I have several vectors of int elements.
Now I want to create a vector of vectors, but I don't want to copy the vectors to the new one. If possible, I'd like to pass them by reference.
Please consider:

#include <iostream>
#include <vector>

using namespace std;

int main ()
{
    vector<int> v1; 
    v1.push_back(1);
    v1.push_back(2);
    v1.push_back(3);

    vector<int> v2; 
    v2.push_back(4);
    v2.push_back(5);
    v2.push_back(6);

    vector<int> v3; 
    v3.push_back(7);
    v3.push_back(8);
    v3.push_back(9);

    vector<int>& v4 = v1.front();
    vector<int>& v5 = v2.front();
    vector<int>& v6 = v3.front();

    vector<vector<int> >vall;
    vall.push_back(v4);
    vall.push_back(v5);
    vall.push_back(v6);

    for (vector<int>::size_type i = 0; i != v1.size(); ++i) {
        cout << vall[0][i] << vall[1][i] << vall[2][i] << endl;
    }   
    return 0;
}

This attempt results in error.
Is there a way to do this?

I would be careful about doing this. The std::vector container stores its contents in a contiguous portion of memory. If you resize the vector at any point, either directly by calling std::vector::resize or indirectly, by calling std::vector::push_back and the space available in the currently allocated memory for the vector isn't big enough then the whole contents of the vector might be moved to a different portion of memory. This will leave your vector of references still cointaining the old memory addresses of the elements of the vector, which is almost certainly going to result in a really nasty run-time bug! If you want to do this safely, you'll probably have to manage the memory yourself in some kind of clever way that stops this from happening. If the order of the elements isn't important to you, I think that you might be able use std::set instead.

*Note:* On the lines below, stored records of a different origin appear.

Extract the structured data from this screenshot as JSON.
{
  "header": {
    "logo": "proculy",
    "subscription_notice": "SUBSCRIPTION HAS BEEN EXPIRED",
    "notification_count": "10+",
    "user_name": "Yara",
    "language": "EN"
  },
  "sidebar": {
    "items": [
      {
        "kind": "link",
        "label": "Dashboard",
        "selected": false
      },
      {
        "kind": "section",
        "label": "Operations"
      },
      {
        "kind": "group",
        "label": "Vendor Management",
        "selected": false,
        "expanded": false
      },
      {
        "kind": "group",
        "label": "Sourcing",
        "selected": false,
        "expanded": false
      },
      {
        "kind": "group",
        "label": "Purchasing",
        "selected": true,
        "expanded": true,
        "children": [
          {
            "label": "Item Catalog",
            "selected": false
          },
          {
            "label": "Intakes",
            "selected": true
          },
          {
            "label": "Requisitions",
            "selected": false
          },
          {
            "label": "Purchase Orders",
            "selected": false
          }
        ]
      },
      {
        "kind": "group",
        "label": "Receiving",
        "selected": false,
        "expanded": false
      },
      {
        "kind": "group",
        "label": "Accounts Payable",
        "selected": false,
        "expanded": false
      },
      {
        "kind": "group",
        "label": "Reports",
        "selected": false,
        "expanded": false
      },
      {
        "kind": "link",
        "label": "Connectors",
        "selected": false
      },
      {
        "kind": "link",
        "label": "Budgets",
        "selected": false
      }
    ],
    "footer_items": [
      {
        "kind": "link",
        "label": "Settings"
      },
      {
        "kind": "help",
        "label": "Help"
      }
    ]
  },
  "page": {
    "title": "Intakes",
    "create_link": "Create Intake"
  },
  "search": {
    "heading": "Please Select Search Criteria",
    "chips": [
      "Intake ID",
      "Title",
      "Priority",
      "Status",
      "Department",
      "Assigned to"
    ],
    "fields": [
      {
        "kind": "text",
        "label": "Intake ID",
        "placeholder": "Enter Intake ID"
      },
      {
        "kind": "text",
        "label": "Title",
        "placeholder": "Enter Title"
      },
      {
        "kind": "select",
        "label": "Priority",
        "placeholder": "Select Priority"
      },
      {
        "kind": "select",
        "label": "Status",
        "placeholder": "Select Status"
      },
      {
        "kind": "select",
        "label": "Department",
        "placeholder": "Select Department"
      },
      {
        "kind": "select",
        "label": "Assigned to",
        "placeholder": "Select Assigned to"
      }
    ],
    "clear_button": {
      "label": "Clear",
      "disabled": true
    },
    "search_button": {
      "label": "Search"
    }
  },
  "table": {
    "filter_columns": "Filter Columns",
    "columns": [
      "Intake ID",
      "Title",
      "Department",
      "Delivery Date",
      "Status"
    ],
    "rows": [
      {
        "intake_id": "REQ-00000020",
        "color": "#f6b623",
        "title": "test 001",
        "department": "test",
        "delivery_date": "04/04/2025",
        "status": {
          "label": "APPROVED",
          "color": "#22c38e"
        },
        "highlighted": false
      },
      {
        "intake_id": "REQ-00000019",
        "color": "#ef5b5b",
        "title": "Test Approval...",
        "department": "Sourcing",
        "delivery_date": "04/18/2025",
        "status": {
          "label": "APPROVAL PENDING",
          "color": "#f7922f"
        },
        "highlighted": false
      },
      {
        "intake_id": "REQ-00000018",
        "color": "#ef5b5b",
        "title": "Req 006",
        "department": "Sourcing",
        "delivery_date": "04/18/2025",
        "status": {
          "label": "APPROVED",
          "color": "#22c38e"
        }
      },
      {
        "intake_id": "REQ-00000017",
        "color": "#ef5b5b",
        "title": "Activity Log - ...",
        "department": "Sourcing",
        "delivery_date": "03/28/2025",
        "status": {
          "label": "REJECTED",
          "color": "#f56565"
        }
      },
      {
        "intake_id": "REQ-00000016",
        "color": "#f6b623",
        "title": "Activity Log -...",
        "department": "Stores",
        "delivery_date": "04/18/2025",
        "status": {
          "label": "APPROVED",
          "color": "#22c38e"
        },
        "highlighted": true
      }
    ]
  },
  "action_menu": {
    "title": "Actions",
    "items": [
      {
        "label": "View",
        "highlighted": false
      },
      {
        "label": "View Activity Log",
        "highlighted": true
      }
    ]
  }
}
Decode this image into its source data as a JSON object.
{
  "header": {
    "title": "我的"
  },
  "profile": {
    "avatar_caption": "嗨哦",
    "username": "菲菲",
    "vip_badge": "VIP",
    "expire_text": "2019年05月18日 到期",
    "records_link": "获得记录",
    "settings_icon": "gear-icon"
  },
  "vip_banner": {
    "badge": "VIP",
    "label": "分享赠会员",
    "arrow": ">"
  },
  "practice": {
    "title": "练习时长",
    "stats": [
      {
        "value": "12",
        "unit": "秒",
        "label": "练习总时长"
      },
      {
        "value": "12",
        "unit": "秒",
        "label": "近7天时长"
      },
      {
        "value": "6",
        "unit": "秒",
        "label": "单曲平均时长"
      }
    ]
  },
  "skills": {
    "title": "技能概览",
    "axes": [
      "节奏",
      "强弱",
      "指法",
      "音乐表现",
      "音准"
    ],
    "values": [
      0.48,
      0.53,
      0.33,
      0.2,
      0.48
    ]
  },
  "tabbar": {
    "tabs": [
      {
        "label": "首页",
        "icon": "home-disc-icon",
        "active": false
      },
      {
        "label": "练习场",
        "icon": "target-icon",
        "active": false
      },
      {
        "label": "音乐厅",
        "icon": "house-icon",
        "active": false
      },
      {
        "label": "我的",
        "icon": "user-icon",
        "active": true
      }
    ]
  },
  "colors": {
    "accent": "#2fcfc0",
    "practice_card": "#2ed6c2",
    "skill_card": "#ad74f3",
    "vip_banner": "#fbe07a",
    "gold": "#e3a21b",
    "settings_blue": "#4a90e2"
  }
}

The order is of the elements is important.
Those vectors that are built are not going to be modified in any way.
If possible, I just could pass a const reference to each of them (as I would as parameters of a function).

I guess that:

vector<int>& v4 = v1;
vector<int>& v5 = v2;
vector<int>& v6 = v3;

does the trick. It's simpler than I thought. Or am I wrong?

That will do what (I think) you want, and is also safe, since these are references to the actual vector, not the data in the vector, the vector object reference will always be valid (as long as the original vector is in scope).

This article has been dead for over six months. Start a new discussion instead.